What you should do: Copies of all lines containing the string "startups" are needed from the data below.

*** Opening Input for this task ***

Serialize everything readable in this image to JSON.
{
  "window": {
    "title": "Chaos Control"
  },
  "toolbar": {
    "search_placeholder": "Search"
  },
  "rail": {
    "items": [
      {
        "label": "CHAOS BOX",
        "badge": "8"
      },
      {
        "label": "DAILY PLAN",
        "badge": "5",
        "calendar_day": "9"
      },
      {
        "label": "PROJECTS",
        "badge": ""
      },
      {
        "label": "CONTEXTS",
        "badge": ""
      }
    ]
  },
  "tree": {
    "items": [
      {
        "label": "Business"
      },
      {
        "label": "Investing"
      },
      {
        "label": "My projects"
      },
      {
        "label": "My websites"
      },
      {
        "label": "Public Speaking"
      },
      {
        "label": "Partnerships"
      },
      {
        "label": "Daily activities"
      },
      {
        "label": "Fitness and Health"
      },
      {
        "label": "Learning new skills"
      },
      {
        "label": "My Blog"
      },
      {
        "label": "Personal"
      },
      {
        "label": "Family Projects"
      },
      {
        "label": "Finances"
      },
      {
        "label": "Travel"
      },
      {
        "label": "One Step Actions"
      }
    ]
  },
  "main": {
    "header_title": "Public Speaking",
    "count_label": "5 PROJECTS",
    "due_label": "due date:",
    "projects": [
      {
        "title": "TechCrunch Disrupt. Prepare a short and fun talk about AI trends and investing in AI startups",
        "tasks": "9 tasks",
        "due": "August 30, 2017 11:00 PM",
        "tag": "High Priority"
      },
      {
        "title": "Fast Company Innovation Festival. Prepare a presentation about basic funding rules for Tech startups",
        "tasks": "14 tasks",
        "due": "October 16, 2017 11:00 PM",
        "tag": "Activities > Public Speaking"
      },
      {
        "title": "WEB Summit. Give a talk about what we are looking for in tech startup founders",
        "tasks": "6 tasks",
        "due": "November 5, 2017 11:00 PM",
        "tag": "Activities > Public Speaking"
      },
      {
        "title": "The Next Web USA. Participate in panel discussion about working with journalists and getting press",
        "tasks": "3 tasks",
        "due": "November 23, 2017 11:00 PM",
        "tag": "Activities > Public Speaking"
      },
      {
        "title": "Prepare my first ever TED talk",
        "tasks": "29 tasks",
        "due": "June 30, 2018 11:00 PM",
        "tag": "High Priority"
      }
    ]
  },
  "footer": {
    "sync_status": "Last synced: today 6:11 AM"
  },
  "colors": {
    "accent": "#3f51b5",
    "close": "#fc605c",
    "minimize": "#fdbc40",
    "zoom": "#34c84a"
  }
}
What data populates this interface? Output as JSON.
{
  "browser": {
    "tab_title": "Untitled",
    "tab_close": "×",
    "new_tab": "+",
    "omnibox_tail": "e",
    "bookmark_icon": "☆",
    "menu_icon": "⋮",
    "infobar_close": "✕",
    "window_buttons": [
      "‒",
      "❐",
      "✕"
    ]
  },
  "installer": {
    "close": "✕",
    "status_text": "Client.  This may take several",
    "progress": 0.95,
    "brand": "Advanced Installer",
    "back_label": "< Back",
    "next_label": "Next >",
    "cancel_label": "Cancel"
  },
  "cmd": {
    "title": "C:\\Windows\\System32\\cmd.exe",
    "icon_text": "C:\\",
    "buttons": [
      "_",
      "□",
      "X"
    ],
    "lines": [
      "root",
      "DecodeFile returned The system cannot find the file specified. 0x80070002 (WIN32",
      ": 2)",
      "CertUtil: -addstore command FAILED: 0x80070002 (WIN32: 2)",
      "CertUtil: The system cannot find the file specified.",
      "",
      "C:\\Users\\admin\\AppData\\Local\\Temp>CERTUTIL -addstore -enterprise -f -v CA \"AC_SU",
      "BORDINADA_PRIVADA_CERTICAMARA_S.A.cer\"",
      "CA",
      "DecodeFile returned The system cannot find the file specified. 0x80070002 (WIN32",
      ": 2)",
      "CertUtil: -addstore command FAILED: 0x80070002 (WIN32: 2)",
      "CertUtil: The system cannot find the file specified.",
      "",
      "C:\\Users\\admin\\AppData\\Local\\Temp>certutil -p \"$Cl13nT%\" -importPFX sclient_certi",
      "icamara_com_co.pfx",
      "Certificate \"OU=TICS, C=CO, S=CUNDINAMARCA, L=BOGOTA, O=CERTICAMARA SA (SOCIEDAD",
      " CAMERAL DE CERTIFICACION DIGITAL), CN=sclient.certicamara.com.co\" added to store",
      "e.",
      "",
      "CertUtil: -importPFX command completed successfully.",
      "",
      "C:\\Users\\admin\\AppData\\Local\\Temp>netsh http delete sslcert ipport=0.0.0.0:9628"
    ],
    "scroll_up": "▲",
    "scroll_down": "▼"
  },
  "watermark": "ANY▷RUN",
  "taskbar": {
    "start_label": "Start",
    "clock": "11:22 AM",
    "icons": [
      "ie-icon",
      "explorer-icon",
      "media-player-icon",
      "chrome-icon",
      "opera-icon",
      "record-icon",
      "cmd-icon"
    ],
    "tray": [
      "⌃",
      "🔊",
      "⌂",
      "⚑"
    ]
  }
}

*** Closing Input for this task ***

Solved problem:
        "title": "TechCrunch Disrupt. Prepare a short and fun talk about AI trends and investing in AI startups",
        "title": "Fast Company Innovation Festival. Prepare a presentation about basic funding rules for Tech startups",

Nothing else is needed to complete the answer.